Senior citizen’s wait for state housing
The wait continues for a homeless senior citizen desperate to move into a state house.
South Auckland man Timani Tupou recently spent three weeks living in a small, cold room with wet carpet and no heater.
Work and Income temporarily placed the 65-year-old, who’s originally from Tonga, in accommodation at an Onehunga educational institute in June.
He packed up his belongings and moved out less than a month later because the room was too cold and had a water leak.
His daughter, who asked not to be named, says her father needs to be near family and his doctor in Otara as he suffers from a medical condition that makes it difficult to breathe. He needs a warm, singlelevel house as his condition makes it tough for him to tackle stairs, she says.
‘‘Before he moved into the room he lived in a workshop at his church in Papatoetoe.’’
Tupou has been on the social housing register since May 6 with an A priority rating, the highest.
Work and Income assisted him with a non-recoverable grant to shift into a Mangere motor lodge when he left the room in Onehunga. He moved out of the motor lodge after three weeks. His daughter says she and her father viewed two short-term accommodation options in South Auckland on August 12 but neither was suitable.
A worker at one of the two places they saw told them it would take ‘‘three to four weeks’’ to complete credit and police checks on her father before he could move in, she says.
‘‘He declined it because it’s too far from public transport and to get to it he has to walk up hills.

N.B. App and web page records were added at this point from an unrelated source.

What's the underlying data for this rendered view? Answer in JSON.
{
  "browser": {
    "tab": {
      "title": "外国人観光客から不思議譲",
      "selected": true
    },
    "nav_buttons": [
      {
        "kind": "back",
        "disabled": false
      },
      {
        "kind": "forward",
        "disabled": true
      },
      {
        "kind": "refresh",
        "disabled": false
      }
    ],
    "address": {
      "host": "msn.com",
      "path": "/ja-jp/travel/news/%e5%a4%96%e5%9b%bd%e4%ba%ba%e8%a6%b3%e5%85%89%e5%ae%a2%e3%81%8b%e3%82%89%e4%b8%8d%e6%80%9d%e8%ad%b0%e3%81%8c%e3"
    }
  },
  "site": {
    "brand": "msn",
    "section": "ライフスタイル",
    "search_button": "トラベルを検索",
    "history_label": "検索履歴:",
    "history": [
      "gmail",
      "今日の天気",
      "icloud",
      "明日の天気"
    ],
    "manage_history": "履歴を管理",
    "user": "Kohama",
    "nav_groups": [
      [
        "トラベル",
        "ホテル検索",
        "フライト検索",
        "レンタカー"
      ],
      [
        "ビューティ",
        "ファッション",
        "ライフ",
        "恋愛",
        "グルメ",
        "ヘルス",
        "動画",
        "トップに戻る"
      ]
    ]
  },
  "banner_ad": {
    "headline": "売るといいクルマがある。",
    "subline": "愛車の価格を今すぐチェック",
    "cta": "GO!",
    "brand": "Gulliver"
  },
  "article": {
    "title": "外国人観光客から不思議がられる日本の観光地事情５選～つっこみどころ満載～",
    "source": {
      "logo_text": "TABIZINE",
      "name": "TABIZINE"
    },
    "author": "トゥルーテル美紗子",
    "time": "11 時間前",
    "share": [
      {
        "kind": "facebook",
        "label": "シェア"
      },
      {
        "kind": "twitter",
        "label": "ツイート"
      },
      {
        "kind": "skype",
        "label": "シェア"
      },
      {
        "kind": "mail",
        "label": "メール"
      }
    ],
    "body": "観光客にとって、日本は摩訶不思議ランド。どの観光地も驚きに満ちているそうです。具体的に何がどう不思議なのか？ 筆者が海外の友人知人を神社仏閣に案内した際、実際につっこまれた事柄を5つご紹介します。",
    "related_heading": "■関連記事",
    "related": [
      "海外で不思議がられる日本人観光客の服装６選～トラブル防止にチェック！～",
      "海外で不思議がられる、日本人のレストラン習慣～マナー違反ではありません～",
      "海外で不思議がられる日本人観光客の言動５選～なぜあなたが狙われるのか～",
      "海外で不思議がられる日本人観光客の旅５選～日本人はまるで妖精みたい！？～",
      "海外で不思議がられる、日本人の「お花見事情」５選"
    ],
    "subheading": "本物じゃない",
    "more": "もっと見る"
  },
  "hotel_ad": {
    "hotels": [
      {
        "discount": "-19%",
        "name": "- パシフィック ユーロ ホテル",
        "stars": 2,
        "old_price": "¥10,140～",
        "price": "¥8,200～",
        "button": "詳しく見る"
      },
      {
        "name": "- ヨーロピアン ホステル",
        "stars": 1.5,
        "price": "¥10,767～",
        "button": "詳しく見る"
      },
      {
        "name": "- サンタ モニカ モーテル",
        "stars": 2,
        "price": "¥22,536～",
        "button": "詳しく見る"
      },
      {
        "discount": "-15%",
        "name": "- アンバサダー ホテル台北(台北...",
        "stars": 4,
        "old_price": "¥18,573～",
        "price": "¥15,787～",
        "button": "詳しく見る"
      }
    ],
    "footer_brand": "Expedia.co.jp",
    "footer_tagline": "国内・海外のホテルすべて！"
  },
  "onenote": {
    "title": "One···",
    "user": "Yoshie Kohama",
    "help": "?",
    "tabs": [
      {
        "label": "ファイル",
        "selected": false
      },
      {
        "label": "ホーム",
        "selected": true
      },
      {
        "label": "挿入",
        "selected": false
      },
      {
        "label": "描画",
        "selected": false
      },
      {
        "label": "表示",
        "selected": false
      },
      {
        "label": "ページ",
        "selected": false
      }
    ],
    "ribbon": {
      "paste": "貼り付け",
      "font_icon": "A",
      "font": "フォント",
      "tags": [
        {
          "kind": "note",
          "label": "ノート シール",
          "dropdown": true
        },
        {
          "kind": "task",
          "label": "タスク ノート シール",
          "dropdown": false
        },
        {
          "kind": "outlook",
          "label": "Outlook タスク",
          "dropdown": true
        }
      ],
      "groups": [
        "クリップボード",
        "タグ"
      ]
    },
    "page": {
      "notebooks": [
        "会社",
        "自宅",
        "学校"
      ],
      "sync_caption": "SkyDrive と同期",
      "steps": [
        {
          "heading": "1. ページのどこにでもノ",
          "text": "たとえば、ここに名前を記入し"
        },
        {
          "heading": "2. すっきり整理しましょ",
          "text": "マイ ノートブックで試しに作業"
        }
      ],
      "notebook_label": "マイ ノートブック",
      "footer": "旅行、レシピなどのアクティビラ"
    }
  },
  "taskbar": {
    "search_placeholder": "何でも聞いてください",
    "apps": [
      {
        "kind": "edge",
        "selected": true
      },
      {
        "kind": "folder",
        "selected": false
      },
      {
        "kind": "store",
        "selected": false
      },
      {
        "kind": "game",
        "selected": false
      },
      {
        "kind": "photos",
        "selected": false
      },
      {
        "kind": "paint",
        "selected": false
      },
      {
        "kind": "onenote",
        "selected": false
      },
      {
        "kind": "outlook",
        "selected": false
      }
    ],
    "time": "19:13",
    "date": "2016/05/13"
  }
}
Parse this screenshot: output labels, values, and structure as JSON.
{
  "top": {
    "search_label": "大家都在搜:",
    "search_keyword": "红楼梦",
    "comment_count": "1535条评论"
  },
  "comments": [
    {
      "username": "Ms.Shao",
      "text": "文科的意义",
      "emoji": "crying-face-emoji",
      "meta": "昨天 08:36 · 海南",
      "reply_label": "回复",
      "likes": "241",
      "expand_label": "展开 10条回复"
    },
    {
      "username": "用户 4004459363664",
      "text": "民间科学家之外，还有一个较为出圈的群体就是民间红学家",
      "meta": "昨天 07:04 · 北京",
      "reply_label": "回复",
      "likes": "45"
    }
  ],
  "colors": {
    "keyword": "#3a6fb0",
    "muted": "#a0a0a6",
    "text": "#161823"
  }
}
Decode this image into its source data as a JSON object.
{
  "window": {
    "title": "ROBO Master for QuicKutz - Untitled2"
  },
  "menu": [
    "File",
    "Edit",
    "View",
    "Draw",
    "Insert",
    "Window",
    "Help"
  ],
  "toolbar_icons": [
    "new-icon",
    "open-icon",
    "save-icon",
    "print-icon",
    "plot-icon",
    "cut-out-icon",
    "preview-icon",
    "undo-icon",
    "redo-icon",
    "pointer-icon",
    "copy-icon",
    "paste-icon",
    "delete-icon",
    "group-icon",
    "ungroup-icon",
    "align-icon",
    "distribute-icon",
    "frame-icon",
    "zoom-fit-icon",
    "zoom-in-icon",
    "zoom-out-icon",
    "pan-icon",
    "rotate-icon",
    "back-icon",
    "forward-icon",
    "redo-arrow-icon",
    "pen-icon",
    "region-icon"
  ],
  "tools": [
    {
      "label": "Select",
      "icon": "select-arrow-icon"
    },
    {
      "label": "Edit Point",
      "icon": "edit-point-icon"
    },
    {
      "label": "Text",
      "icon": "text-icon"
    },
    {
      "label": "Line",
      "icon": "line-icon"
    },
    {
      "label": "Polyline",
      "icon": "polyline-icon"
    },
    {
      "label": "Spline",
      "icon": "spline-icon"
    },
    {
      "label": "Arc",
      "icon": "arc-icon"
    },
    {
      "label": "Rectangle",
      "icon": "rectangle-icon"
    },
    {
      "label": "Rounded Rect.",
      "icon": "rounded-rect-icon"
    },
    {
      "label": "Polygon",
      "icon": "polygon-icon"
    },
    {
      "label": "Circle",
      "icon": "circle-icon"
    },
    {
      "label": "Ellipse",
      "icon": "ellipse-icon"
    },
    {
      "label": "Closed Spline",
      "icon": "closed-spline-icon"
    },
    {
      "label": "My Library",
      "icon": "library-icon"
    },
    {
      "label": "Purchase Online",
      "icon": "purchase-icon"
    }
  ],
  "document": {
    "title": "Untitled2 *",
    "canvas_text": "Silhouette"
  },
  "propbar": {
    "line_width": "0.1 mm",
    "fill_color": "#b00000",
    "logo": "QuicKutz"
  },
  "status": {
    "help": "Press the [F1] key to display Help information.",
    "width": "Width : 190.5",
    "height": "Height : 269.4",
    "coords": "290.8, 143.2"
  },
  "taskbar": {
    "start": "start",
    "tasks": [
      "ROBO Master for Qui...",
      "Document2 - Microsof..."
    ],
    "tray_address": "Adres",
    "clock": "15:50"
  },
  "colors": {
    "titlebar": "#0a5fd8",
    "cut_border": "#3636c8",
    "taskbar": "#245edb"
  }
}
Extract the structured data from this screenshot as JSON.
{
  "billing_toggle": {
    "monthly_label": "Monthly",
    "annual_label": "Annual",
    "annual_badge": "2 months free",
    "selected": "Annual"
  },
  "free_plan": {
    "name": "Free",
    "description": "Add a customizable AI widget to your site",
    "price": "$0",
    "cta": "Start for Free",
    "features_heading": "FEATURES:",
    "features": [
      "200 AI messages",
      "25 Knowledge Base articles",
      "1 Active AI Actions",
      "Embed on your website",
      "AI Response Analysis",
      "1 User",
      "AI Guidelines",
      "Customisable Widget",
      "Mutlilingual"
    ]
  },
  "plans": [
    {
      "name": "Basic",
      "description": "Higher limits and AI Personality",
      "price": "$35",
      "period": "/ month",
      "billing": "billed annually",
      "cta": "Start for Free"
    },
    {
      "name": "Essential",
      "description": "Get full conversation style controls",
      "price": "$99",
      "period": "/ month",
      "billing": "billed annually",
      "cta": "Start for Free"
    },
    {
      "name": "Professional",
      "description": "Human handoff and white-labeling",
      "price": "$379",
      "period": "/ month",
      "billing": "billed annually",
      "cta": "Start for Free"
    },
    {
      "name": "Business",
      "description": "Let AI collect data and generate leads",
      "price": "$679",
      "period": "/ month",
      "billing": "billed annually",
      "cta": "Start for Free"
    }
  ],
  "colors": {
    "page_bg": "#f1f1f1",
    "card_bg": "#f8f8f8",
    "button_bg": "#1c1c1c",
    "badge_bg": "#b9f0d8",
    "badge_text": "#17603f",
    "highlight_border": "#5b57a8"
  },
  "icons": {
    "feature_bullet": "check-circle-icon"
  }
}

He can’t walk long distances.’’
On August 12, Work and Income found Tupou temporary accommodation in Otahuhu.
Ministry of Social Development deputy chief executive for social housing Carl Crafar says the agency is working with Tupou to find him suitable accommodation.
‘‘While Mr Tupou has a high priority for social housing, he has also detailed quite specific and changeable housing requirements.
‘‘The reality is there is a finite number of properties on offer that meet his needs and expectations.’’
Crafar says each time the ministry has learned of a housing issue faced by Tupou it’s worked with him to find a solution and will continue to.
‘‘We have helped him with $3414 of accommodation assistance and ensured he has some- where to stay.’’ Crafar says an additional $1396 to cover rent and bond costs was approved upfront for Tupou before he declined the accommodation he was offered on August 12.
Timani Tupou has been on the social housing register with the highest priority rating for more than three months.